Papua New Guinea's Top National Parks And Protected Areas
Bagiai National Park
Bagiai wildlife management area derives its name from the volcanic mountain therein and covers a total of 53 square miles, which is slightly half of the total area of the Karkar Island on which it is found. The management area includes Karkar's eastern and central parts, the coastal reefs and small offshore islands of Tuale and Mungamek. The offshore islands are a breeding nest for seabirds and turtles. Its interior is mountainous and reaches an altitude of 1,840 m above sea level. The legislation restricts the use of guns on the wildlife except when killing pigs that attack their farmlands and birds of prey attacking poultry. Only the traditional landowners can hunt in the areas and only by using traditional methods of hunting and fishing.

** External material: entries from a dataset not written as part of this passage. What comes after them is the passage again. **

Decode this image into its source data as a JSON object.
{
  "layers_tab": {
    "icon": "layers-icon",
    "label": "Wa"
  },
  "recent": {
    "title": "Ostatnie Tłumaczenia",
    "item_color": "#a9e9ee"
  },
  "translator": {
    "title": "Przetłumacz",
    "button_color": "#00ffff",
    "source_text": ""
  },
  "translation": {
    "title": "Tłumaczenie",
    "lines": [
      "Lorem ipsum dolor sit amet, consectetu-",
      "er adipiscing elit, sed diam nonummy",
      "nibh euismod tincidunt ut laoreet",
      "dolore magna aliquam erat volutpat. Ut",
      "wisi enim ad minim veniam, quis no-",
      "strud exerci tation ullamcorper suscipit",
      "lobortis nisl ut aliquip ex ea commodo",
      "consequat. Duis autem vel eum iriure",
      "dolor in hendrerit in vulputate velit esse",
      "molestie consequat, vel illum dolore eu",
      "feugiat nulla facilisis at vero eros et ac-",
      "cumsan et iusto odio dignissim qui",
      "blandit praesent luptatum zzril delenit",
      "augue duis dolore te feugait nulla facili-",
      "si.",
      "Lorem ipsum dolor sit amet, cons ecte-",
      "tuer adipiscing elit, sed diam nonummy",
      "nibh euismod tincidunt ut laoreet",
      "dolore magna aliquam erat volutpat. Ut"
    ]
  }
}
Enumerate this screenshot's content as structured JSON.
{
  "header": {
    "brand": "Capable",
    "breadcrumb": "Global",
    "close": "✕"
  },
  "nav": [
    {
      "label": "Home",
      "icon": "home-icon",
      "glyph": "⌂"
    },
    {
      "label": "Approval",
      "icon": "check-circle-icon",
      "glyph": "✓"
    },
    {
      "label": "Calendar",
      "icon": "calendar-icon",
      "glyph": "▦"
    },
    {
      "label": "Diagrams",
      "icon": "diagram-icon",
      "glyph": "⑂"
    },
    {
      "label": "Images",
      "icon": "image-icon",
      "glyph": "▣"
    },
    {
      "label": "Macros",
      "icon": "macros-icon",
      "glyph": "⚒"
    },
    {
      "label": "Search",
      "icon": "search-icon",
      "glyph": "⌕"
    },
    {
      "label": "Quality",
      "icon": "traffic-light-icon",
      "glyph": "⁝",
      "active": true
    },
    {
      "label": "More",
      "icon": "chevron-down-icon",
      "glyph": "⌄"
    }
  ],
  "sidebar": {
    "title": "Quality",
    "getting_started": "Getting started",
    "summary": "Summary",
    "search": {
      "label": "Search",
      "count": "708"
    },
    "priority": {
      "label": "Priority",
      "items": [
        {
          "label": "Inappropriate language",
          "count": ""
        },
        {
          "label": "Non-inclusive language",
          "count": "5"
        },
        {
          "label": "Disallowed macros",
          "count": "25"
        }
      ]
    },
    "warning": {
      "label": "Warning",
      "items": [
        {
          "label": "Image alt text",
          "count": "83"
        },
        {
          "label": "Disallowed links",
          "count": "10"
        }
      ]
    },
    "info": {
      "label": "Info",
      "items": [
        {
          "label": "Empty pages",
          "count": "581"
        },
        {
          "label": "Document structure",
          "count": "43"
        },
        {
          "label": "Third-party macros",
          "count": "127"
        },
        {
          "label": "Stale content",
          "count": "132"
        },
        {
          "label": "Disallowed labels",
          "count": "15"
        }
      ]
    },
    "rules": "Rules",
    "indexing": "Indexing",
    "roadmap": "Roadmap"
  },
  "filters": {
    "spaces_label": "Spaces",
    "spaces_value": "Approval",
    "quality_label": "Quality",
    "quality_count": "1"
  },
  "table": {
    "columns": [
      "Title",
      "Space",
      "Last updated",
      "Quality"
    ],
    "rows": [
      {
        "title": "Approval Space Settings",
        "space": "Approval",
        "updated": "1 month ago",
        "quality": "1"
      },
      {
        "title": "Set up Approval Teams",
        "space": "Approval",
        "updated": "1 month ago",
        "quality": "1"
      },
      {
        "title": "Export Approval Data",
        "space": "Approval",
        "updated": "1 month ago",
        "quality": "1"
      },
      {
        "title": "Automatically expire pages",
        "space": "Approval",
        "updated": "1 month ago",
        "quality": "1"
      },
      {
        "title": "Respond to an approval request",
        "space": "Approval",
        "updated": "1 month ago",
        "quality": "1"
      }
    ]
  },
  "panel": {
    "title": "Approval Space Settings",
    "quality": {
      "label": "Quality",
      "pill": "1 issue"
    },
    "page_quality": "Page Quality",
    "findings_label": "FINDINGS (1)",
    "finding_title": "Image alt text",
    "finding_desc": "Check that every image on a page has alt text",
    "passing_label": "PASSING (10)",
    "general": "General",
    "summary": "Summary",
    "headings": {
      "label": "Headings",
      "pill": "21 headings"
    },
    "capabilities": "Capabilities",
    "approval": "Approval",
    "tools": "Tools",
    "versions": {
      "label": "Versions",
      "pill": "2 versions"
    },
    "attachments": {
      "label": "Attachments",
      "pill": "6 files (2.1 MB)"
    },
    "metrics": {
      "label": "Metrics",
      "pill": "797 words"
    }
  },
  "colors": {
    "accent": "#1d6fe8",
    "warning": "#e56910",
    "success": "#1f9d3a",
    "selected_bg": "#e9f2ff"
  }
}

Cape Wom International Memorial Park
The Cape wom international memorial park covers 0.4 square miles located 14 kilometers west of Wewak. It is a site of wartime airstrip where the Japanese surrendered to Australians. There are five memorial flagpoles and a white triangular concrete calm with a brass plaque on the spot where the Japanese lieutenant general Adachi, commander of the Japanese 18th Army, signed the surrender documents and handed his sword to the Australian major general Robertson on September 13, 1945. It also preserves the remnants of the Japanese troops who died on the spot, including two Japanese guns displayed along the several field guns. The park hosts war relics, with walking tracks, picnic tables and washrooms, and BBQ shelters. It is mainly a research and educational resource center and has provisions for outdoor activities. Its terrain is quite bushy and untrodden.
Maza National Park
Maza wildlife management area is an area covering 711 square miles of the sea and coral reefs off the coast to the east of Tonda. Established in 1796, the main aim of the park was to protect the dugong and marine turtles. It is a community-run and managed wildlife protected area, and there are restrictions on using modern hunting and fishing methods. The sale of the dugong meat is restricted around the region.
Tonda National Park
Tonda, Papua New Guinea's largest protected area, is one of the most ecologically significant wetlands on earth. Located in the western province, Tonda Wildlife Management area covers a total of 2,278 square miles. It has a flat terrain located at less than 45 meters above sea level. It includes mangrove swamps, Monson forests, grassland, and swamps. Most trees belong to the acacia and melaleuca groups, and most grasses are phragmites and pseudorabies. Over 220 species of birds are found in the area, both endemic and migratory water birds, birds-of-paradise, and Brolga. It also includes 56 species of fish, 50 species of mammals, including the rare spectacled hare-wallaby, chestnut dunnart, and false water rats. The reptiles found in the areas include the saltwater crocodiles and New Guinea crocodile. The area and its biodiversity face threats of poaching from the neighboring Indonesian people, and the harvesting pressure from the local merchants who sell the resources to people of the other side of the border. The area is protected by legislation that illegalizes hunting primarily by non-customary land owners. The Ramsar conservation listed it as a wetland of international importance in 1993, and 2006 it became a world heritage site.
Conservation Initiatives To Save The Flora And Fauna Of The Country
Most wildlife management areas of Papua were set up by traditional customaries including Tonda, Maza, and Bagiai, which were later incorporated into the national management zones and protected areas. Most of the species found in Papua are endemic and rare to New Guinea. Some of the top protected areas in Papua include Lake Lavu, Long Island, Pokili and McAda, Mount Gahavisuka and Namanatabu Historic Reserve. As much the region is making efforts to conserve wildlife, there still exist threats such as logging of the lowland forest and illegal hunting of the fauna species.